'For 85 years, movies have told people to sit down, be quiet and watch,' said Bob Bejan, who developed the idea with his partner, Bill Franzblau. 'This is the first thing that says, 'Don't just sit there]' '
Duly galvanised, viewers argued among themselves over the choices flashed on the screen at designated plot junctures. Each seat was outfitted with a pistol grip with three buttons so viewers could vote, the outcome being determined by a majority decision. Results were instantly tallied and displayed on the screen, and the film moved ahead in the chosen direction.
Bejan, a former dancer, TV jingle writer and commercials director, described the plot as a 'boy-meets-girl story that gets a little wacky'. He claims to have developed the concept as a way for uptight, computer-bound yuppies to interact.

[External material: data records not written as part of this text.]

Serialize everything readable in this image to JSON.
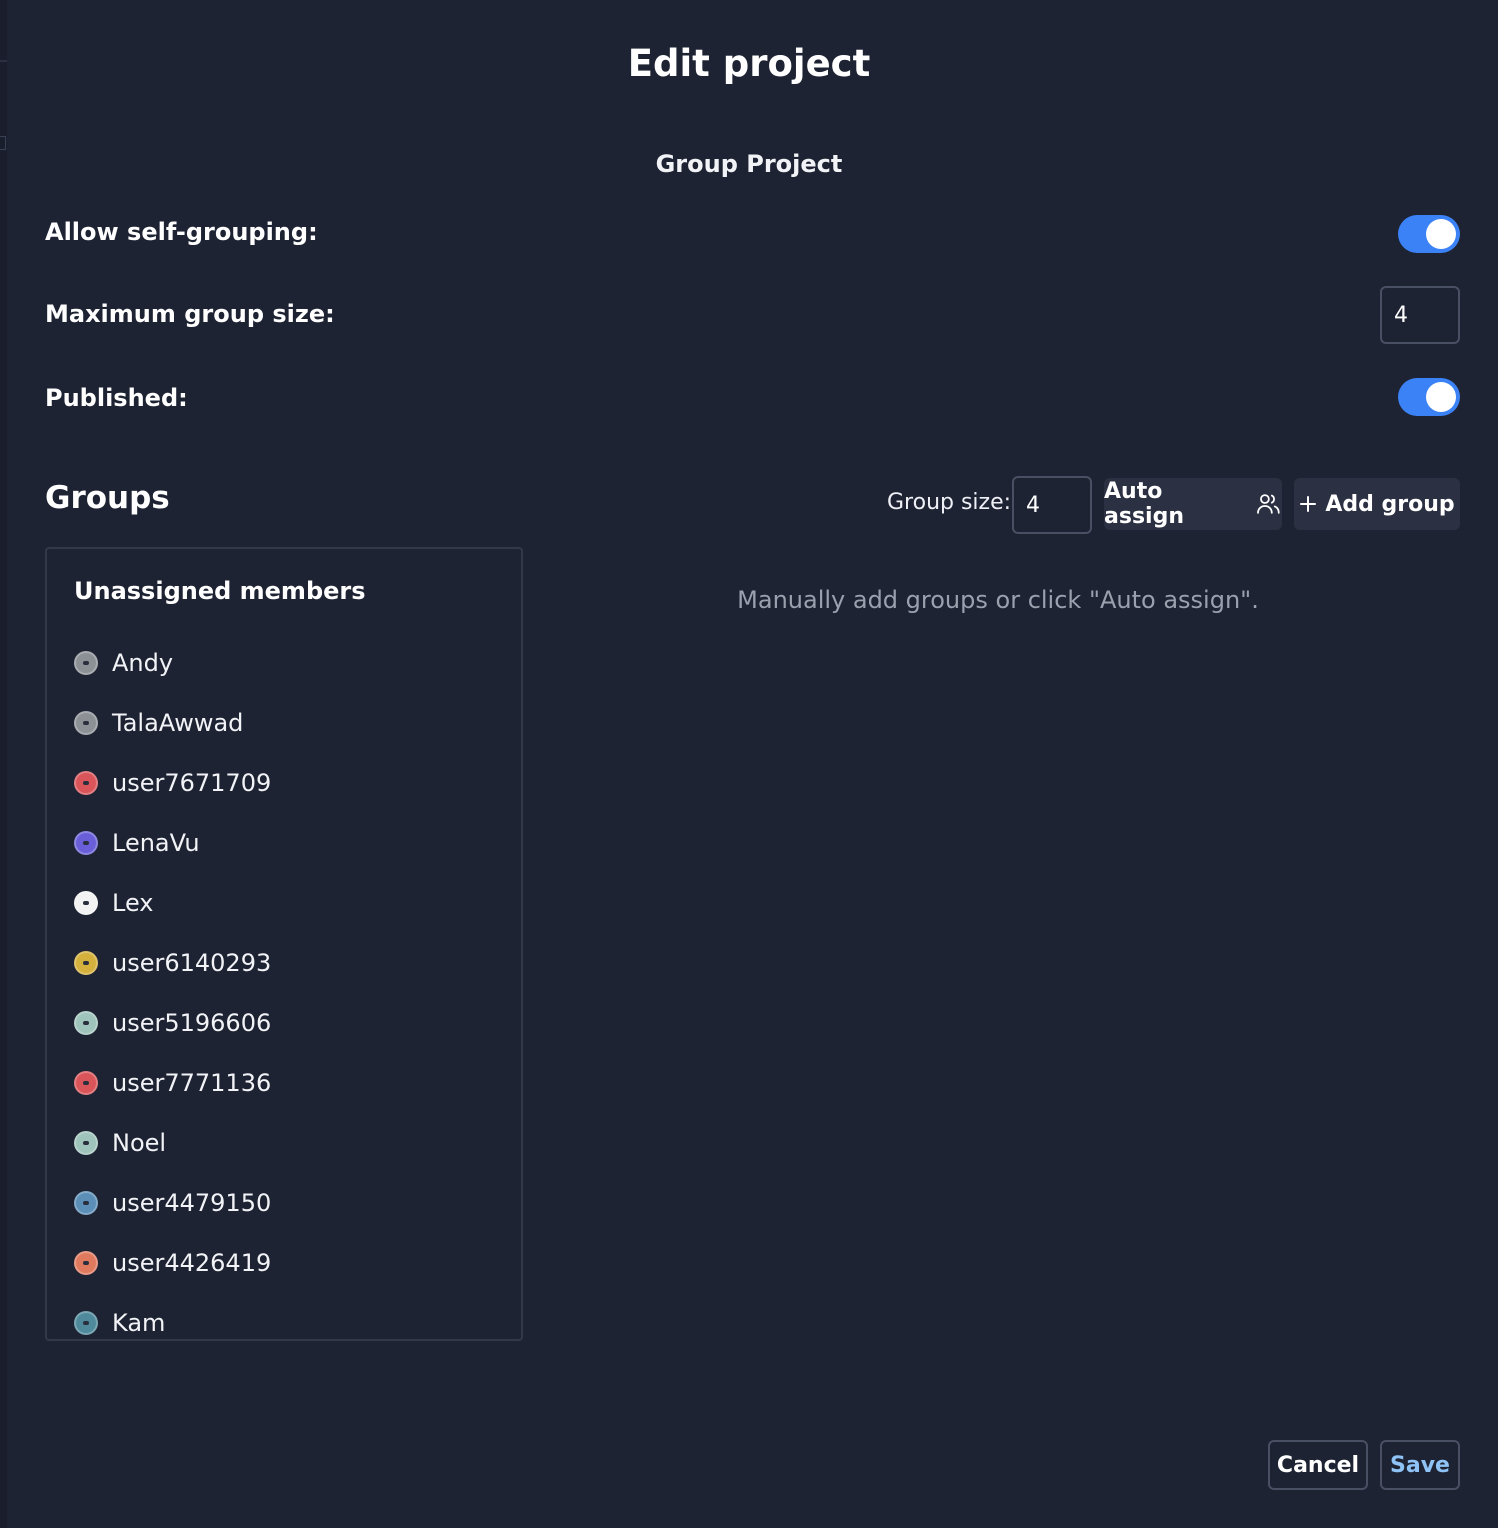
{
  "dialog": {
    "title": "Edit project",
    "project_name": "Group Project"
  },
  "settings": {
    "allow_self_grouping": {
      "label": "Allow self-grouping:",
      "enabled": true
    },
    "max_group_size": {
      "label": "Maximum group size:",
      "value": "4"
    },
    "published": {
      "label": "Published:",
      "enabled": true
    }
  },
  "groups": {
    "heading": "Groups",
    "group_size_label": "Group size:",
    "group_size_value": "4",
    "auto_assign_label": "Auto assign",
    "add_group_label": "Add group",
    "empty_hint": "Manually add groups or click \"Auto assign\".",
    "unassigned": {
      "heading": "Unassigned members",
      "members": [
        {
          "name": "Andy",
          "avatar_color": "#8c9196"
        },
        {
          "name": "TalaAwwad",
          "avatar_color": "#8c9196"
        },
        {
          "name": "user7671709",
          "avatar_color": "#d9555a"
        },
        {
          "name": "LenaVu",
          "avatar_color": "#6a5fd8"
        },
        {
          "name": "Lex",
          "avatar_color": "#f2f2f2"
        },
        {
          "name": "user6140293",
          "avatar_color": "#d4b13c"
        },
        {
          "name": "user5196606",
          "avatar_color": "#9fc4bb"
        },
        {
          "name": "user7771136",
          "avatar_color": "#d9555a"
        },
        {
          "name": "Noel",
          "avatar_color": "#9fc4bb"
        },
        {
          "name": "user4479150",
          "avatar_color": "#5b8fb8"
        },
        {
          "name": "user4426419",
          "avatar_color": "#e07a5f"
        },
        {
          "name": "Kam",
          "avatar_color": "#4f8a9c"
        }
      ]
    }
  },
  "footer": {
    "cancel_label": "Cancel",
    "save_label": "Save"
  },
  "colors": {
    "background": "#1e2333",
    "accent": "#3b82f6",
    "save_text": "#8fc3f5",
    "muted_text": "#9aa0ad"
  }
}
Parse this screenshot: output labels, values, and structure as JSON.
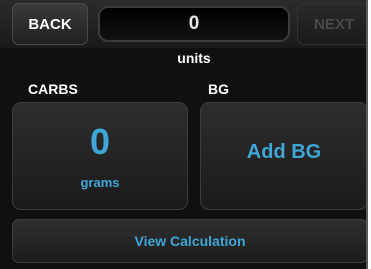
{
  "header": {
    "back_label": "BACK",
    "next_label": "NEXT",
    "units_value": "0",
    "units_label": "units"
  },
  "carbs": {
    "section_label": "CARBS",
    "value": "0",
    "unit": "grams"
  },
  "bg": {
    "section_label": "BG",
    "add_label": "Add BG"
  },
  "footer": {
    "calc_label": "View Calculation"
  },
  "colors": {
    "accent": "#3fa6d8",
    "background": "#101010",
    "disabled_text": "#4a4a4a"
  }
}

'It's a social game,' he said. 'Everything in the technology of our culture has made us isolationist. It's great that we've progressed to the point where you can be alone in your little cubicle in this zone where no one can get to you. But it's also good to connect]' Bejan is touring the film to seven US cities, but sadly has no plans as yet to bring I'm Your Man to Britain.
Six tanks, 10 military trucks and 2,000 troops appeared on the streets of Bangkok last week, much to the concern of the city's inhabitants, several of whom phoned the Bangkok Post to inquire whether another coup was in the offing. Thailand has been plagued by military coups since 1932 when absolute monarchy was abolished. Many of these political upheavals have been heralded by the presence of tanks rumbling through the streets of Bangkok. The Post didn't state whether the startled citizens were disposed to see the funny side when they realised it was just old Oliver Stone filming Heaven and Earth, the final part of his 'Vietnam' trilogy.